Shiitake mushrooms! Bremerton kids offer alternatives to swear words
July 4, 2008 · Updated 1:07 PM
Last week Wendy McPhetres Mountain Middle View connections class shared their feelings about why people swear. This week they give advice and substitute words.
Knights and Squires should Dare Not To Swear! because they are always setting an example for someone.
Alternatives: fudge, poop, and popsicle
- Sammy, seventh grade
If you swear, your buddies might think youre a poser. Usually, you dont look as cool as you think. Also you always seem more professional if you use NICE words, it may open more doors for you!
Alternatives: Hot dog!, Oh my lanta, sweet niblits, and monster trucks
- Willow, seventh grade
Its not cool it makes you look stupid.
Alternatives: Mother of a pearl, fudge, shiitake mushrooms
-Tricia, seventh grade
Its bad. Its not cool, and it becomes a habit and it can get you in trouble.
Alternatives: frik, freak, beach, crud, shoot, dang and frak
-Jared, seventh grade
You may not make a good, if not a great impression on people
Alternatives: bullfrog, fudge, heck, shizzle, cheese and rice
-Amanda, seventh grade
It can hurt people more then you think.
Alternatives: Instead of shut up you can say, please be quiet.
-Dominic, seventh grade
Older teens influence younger kids. Swearing can also get you in trouble at school. It can hurt your chances of getting a job. And lots of people are offended by swearing.
Alternatives: Darn it, shoot, crud, Oh no/oh man and Aww!
-Cameron, seventh grade
Squires and Knights are suppose to impress!
-Andrew, seventh grade
As a sixth grader walks by, you say a swear word and they say the same thing. At home you could have a little person and they hear you say something bad.
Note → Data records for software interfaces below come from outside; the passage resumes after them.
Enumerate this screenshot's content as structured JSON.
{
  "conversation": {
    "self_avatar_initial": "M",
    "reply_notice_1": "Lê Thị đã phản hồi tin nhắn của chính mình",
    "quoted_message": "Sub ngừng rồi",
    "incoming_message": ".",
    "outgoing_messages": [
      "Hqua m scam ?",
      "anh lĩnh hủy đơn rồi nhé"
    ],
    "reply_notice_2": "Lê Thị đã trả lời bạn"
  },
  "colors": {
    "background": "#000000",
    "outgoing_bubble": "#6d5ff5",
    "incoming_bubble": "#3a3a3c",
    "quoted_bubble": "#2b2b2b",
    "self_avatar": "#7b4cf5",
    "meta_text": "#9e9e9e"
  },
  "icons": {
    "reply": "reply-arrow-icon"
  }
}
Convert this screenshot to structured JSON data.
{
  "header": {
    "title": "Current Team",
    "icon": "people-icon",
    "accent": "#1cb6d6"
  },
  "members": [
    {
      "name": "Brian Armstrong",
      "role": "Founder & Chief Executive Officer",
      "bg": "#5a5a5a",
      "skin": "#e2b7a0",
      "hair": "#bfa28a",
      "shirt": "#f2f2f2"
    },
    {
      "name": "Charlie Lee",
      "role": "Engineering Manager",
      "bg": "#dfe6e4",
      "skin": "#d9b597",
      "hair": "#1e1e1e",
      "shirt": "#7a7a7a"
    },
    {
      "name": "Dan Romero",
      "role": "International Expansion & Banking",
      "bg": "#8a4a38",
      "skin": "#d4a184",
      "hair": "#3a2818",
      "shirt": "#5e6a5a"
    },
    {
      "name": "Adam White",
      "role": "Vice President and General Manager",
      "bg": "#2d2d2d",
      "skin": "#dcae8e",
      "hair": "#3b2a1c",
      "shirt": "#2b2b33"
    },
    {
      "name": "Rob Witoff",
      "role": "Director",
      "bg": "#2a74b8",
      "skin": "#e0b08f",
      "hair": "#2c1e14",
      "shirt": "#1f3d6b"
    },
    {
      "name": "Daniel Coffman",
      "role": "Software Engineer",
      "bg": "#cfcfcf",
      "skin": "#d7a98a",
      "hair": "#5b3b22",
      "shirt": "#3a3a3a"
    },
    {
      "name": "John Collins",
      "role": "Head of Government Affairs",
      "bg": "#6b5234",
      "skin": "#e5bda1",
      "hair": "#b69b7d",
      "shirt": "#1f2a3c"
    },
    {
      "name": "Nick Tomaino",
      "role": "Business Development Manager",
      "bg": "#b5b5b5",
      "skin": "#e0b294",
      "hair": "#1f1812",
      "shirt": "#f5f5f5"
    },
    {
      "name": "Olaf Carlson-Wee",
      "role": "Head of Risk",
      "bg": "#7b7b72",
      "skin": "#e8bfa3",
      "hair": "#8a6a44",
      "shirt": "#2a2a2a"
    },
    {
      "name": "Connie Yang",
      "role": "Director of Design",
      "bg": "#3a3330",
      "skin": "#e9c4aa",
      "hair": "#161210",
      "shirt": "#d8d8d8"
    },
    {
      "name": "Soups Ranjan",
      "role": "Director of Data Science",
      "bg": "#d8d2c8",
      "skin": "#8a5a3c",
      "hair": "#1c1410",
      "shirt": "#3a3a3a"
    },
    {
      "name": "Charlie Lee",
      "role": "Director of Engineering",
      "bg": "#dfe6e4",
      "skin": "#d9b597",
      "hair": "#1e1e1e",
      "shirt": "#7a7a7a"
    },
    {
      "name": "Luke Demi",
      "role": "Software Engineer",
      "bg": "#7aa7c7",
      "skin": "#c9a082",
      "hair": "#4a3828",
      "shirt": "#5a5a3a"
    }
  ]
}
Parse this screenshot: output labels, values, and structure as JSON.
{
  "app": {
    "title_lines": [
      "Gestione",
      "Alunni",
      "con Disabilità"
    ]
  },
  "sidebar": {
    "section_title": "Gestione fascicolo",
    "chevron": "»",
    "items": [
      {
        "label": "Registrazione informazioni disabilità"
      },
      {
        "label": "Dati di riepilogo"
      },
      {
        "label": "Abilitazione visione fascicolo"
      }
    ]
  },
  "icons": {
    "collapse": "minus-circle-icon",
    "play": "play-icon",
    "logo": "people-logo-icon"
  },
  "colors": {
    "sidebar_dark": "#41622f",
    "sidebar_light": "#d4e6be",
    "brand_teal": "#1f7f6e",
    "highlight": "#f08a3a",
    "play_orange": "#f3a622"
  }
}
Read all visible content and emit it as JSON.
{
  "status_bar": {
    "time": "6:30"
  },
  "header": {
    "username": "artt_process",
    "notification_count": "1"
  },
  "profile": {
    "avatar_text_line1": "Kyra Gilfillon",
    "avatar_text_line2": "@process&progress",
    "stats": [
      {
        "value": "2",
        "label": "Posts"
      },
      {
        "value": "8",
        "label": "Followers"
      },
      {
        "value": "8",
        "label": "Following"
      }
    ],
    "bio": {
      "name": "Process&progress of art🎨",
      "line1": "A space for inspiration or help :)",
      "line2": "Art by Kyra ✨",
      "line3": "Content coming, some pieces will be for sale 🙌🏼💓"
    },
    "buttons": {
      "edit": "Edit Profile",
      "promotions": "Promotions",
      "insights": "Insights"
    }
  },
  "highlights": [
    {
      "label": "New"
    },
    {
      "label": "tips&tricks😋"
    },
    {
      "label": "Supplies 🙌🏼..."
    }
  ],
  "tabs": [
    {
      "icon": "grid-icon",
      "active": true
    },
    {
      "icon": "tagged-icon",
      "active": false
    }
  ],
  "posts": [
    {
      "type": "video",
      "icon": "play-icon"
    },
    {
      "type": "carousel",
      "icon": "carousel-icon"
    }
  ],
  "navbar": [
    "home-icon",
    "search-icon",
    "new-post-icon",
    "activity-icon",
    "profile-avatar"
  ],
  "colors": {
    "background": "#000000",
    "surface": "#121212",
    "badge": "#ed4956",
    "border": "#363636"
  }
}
So Dare Not To Swear!
Alternatives: Sweet mother, Holy cheese, crackers of pearl, Oh darn, dagnabit, and Oh cheese sticks.
-Lisa, seventh grade
Its rude and not respectful.
-Janelle, seventh grade
It makes it so others cant concentrate and people need to learn other words.
Alternatives: Please stop, quiet, and tell a teacher.
-Chad, seventh grade